became OPE-L was conceived.

Tempus fugit!

A year ago I gave a detailed explanation of how OPE-L came into being
in a five-part series [OPE-L:2794-2798]. If you are unfamiliar with that
story, I strongly recommend that you read that series of postings.



In re-reading my original proposal for the project written on August
6, 1995 (see [OPE-L:2795]), it is clear that developments have not
proceeded quite in the manner that I and others anticipated. I am
reminded, therefore, of the following poem:

* * * * * * *


John Masefield

There was a 'Bedford Whaler put out to hunt for oil,
With a try-works in amidships where chunks of whale
could boil,
And a fo'c's'le, wet and frowsy, where whalers' crews
could gam,
And her captain came from 'Bedford and did not give a
So over the bar from 'Bedford to hunt the whale she went.

But never a whale she sighted for eight and forty moons,
She never lowered her boats in chase nor reddened her
So home she went to 'Bedford, where her owners came to
"How many tons of whalebone, cap, and how much oil in cask?"

The captain turned his tobacco inside his weather cheek,
And he said "At least the Bible says, blessed are they who
We've been at sea four years and more and never seen a
We haven't a lick of oil on board but we've had a darned
good sail."

* * * * * * *

Yet, there are important differences:

Unlike the 'Bedford Whaler, we haven't been at sea for
four years.

We don't have commercial aims
or a planned route.

No flag flies from our rigging.
No home port is identified on our transom.
We come from all of the continents.
We seek not The Whale.

We are collaboratively navigated rather than being commanded
by the "Cap."

We don't have access to the same charts: indeed, we are navigating
uncharted waters.

Instead, we boldly set forth without benefit of compass, sextant,
chronometer, charts, or even a port of destination.

And, overcoming shoals, fog, ice, rocks, the doldrums
(like this summer)
-- and the occasional storm,
we learned as we went.

That we are still afloat, is testimony to our ability
to come together as a crew.

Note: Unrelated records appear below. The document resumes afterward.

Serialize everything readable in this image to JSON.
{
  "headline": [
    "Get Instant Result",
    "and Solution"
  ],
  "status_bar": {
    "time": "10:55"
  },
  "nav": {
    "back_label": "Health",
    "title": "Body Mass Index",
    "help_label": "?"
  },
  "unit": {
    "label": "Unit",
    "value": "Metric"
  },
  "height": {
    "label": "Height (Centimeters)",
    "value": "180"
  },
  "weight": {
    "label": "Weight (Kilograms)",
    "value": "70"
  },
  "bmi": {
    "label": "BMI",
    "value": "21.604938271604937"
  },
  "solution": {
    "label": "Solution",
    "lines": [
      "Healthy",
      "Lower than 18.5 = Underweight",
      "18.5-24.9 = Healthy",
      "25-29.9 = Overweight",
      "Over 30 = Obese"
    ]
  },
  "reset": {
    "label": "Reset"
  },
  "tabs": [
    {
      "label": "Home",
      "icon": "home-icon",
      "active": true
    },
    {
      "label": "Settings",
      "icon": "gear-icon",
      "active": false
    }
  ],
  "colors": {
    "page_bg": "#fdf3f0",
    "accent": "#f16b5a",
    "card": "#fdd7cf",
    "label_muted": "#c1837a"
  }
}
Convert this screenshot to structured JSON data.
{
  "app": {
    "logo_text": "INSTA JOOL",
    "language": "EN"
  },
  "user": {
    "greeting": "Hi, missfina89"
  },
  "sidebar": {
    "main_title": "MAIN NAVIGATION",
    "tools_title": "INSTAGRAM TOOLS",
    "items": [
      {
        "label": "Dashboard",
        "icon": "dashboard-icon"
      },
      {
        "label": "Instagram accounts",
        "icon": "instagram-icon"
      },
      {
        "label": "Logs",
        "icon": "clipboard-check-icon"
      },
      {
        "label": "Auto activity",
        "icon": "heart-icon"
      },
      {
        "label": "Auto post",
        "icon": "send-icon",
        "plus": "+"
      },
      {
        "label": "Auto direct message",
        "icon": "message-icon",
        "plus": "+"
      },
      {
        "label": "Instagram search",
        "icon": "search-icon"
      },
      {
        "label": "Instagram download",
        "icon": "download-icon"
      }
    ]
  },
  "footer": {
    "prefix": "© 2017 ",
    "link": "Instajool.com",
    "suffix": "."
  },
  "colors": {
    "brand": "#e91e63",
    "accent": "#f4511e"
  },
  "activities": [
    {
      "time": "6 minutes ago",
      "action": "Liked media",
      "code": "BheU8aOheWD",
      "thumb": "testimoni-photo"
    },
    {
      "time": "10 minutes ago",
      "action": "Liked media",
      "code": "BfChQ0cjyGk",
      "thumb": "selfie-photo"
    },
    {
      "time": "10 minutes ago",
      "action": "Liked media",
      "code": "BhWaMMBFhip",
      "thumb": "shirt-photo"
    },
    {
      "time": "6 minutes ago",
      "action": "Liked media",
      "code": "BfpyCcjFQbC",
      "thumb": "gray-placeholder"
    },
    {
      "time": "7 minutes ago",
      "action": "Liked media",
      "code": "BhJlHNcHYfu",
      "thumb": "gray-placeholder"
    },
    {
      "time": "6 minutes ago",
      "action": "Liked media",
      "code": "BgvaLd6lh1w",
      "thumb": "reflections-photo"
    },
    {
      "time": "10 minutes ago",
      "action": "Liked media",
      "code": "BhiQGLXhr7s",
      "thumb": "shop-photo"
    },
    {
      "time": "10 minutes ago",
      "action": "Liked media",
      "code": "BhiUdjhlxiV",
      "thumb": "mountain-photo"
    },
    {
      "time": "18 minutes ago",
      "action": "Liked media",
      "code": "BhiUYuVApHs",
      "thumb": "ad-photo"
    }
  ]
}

No one has fallen from the yardarm.
No one has been washed overboard.
No one has suffered from scurvy.
No one has been buried at sea.
No one has been stranded or set adrift.
No one has had to walk the plank.

We may not all agree on destination or particulars,
but hasn't it been a darn good sail?

And the voyage is continuing.

Is there any one among us who feels that s/he has not benefited
from our explorations?

So we sail onwards: what new adventures lie
over the horizon?

In solidarity, Jerry